Philstar.com By Donnabelle L. Gatdula Updated July 17, 2009 12:00 AM
MANILA, Philippines – The Japanese-backed firm Solutions Using Renewable Energy Inc. (SURE) has bagged the contract to construct and operate San Miguel’s biggest integrated waste-to-energy project in Vietnam.
SURE said the deal was entered with San Miguel Pure Foods (VN) Co. Ltd. (SMPFV), the Vietnam-based joint venture between US meat manufacturing giant Hormel Foods Corp. and San Miguel, the largest food and beverage conglomerate in Southeast Asia.
SURE spokesman Clarence de Guia said the Vietnamese government has allowed the company to form a 100-percent foreign-owned subsidiary.
Thus, SURE Vietnam Joint Stock Co. will be the vehicle to implement the renewable energy (RE) project for SMPFV under the build-operate-transfer (BOT) scheme.
SURE controls a 60-percent stake while Japan’s MGL Leasing Corp., keeps the remaining 40-percent ownership in SURE VNJSC.
“As far as we know, the SURE project marked the first time a Philippine-based company has won an overseas bidding for a waste-to-energy contract,” De Guia said.
“SURE is also honored to find out that the waste-to-energy project is so far the biggest venture of that nature for Vietnam, and it will be integrated into the largest single-site hog farm in that country,” he added.
The renewable energy facility, costing $4.4 million, will rise at Cau Sat Hamlet, Lai Hung Village, Ben Cat District in Binh Duong Province, where SMPFV operates a hog farm.
The project will convert to biogas waste from the hog farm to fuel a 2.3-megawatt power plant.
De Guia said aside from disposing and converting waste into fuel, SURE also has committed to construct a plant for converting sludge into fertilizer, as well as a zero-discharge waste treatment plant that will recycle used water from the farm into 100-percent bacteria-free water.
In exchange for all the benefits it will get from the facility, SMPFV will pay SURE a service fee for every kilowatthour of electricity to be generated by the power plant. The service fee will last for only eight years, corresponding to the effectivity of the BOT contract. At the end of the contract, SURE will turn over the entire facility to SMPFV for free.
Aside from power and fertilizer sales, income from the project includes expected proceeds from selling certified emission reductions (CERs) under the Clean Development Mechanism (CDM) of the Kyoto Protocol on stabilizing unwanted greenhouse gases.

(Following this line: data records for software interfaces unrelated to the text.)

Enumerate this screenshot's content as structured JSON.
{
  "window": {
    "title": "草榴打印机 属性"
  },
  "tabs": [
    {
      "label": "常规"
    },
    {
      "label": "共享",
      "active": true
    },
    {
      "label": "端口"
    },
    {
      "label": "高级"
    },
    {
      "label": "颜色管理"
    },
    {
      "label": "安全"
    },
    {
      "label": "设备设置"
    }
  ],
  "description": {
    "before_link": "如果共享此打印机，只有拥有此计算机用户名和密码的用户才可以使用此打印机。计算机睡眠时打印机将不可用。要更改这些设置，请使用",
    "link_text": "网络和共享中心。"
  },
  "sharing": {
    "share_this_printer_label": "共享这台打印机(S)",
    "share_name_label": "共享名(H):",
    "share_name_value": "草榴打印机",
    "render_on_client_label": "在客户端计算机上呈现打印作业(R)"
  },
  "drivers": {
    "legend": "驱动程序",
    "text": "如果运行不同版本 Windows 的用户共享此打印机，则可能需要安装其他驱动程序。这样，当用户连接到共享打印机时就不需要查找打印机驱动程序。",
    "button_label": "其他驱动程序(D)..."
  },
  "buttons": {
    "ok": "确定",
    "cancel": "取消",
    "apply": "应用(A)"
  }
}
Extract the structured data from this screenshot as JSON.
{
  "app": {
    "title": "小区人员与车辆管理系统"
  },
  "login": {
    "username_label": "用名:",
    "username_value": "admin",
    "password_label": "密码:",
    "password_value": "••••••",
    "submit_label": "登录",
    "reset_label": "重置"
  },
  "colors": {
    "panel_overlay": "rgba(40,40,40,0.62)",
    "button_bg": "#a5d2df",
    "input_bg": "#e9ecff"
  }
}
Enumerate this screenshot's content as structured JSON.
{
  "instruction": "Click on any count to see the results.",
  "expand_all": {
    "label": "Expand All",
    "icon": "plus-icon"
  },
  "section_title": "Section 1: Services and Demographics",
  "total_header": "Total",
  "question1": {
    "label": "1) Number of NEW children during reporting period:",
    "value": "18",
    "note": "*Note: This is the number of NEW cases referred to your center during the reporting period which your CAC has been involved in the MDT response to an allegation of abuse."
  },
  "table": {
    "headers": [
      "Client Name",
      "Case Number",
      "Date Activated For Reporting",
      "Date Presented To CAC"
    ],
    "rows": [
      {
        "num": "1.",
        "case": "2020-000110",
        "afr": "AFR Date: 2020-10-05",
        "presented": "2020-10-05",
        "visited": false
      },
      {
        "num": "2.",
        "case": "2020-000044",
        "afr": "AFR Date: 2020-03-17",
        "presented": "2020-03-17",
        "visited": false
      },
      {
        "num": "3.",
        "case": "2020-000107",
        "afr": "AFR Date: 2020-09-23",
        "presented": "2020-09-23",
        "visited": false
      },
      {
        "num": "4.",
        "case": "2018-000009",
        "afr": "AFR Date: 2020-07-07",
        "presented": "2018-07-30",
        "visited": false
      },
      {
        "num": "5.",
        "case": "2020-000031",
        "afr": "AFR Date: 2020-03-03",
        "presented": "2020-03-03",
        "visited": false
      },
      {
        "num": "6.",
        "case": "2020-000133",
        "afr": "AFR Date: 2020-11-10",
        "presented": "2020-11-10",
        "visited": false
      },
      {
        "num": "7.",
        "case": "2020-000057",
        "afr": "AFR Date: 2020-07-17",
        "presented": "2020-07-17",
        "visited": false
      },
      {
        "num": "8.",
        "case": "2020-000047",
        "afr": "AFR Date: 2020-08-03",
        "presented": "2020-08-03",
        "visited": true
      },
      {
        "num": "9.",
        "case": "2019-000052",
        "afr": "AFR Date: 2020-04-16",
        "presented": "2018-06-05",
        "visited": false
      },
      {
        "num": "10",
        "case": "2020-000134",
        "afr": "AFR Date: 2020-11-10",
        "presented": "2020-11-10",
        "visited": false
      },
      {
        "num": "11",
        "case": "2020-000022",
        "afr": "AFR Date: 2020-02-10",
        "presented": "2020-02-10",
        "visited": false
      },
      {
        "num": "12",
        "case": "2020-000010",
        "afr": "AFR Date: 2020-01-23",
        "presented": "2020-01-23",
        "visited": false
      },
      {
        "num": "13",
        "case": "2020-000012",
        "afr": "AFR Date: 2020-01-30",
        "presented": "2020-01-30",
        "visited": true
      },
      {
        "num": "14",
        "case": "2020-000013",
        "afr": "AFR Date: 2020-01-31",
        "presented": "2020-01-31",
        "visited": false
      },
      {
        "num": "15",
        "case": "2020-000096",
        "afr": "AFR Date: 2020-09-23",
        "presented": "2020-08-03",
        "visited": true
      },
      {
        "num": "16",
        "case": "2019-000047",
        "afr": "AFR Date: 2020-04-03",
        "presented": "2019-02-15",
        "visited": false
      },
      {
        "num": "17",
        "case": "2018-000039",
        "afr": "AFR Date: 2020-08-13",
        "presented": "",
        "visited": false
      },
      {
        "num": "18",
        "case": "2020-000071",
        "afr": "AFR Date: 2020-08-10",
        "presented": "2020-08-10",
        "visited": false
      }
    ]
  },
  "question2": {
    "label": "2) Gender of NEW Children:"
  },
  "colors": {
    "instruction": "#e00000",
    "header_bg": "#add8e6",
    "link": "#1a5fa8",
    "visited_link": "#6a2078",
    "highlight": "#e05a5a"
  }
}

Under the Kyoto Protocol, rich countries must cut greenhouse gas emissions by an average of five per cent by 2012, compared with their levels in 1990. These rich countries can make up for their commitments under the treaty by funding greenhouse gas reduction projects, like waste-to-energy facilities, located in poor countries. These environment-friendly projects earn CERs or carbon credits, which represent the amount of carbon dioxide avoided by these clean projects.
The value of global trading for carbon credits topped the $60-billion mark last year.
According to De Guia, SURE has organized a multinational group of partners and suppliers to package the Vietnam project. Aside from MGL Leasing as equity partner, SURE has tapped companies from India and China as equipment suppliers.
SURE has also partnered with two Danish firms, AEM Engineering and Gosmer Biogas, for the design of the Vietnamese facility, and with Philippine-based AV Garcia for the project’s power component.
MGL Leasing, one of Japan’s biggest leasing firms, is also SURE’s partner for a joint venture company that operates several renewable energy ventures in the Philippines.
SURE was organized by a group of RE and environment experts that include retired officials and consultants from the Department of Environment and Natural Resources. De Guia himself headed the legal department of the DENR when Elisea “Bebet” Gozun was the agency’s head.